What you will do: Whenever the word "label" turns up in a line below, that line should be copied.

Data section:
***

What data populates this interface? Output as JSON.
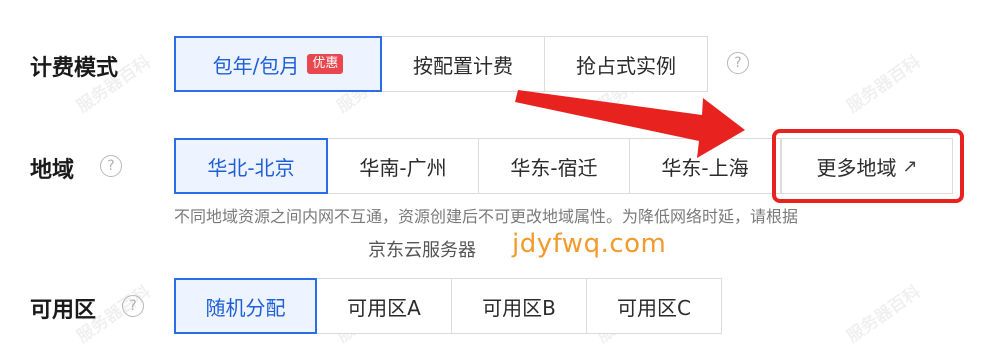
{
  "billing": {
    "label": "计费模式",
    "options": [
      {
        "label": "包年/包月",
        "badge": "优惠"
      },
      {
        "label": "按配置计费"
      },
      {
        "label": "抢占式实例"
      }
    ],
    "help": "?"
  },
  "region": {
    "label": "地域",
    "help": "?",
    "options": [
      "华北-北京",
      "华南-广州",
      "华东-宿迁",
      "华东-上海"
    ],
    "more": "更多地域",
    "note": "不同地域资源之间内网不互通，资源创建后不可更改地域属性。为降低网络时延，请根据"
  },
  "zone": {
    "label": "可用区",
    "help": "?",
    "options": [
      "随机分配",
      "可用区A",
      "可用区B",
      "可用区C"
    ]
  },
  "watermark": {
    "cn": "京东云服务器",
    "en": "jdyfwq.com",
    "stamp": "服务器百科"
  },
  "colors": {
    "accent": "#2b6de8",
    "badge": "#e8474f",
    "annotation": "#e8231f"
  }
}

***

Result of this exercise:
    "label": "计费模式",
        "label": "包年/包月",
        "label": "按配置计费"
        "label": "抢占式实例"
    "label": "地域",
    "label": "可用区",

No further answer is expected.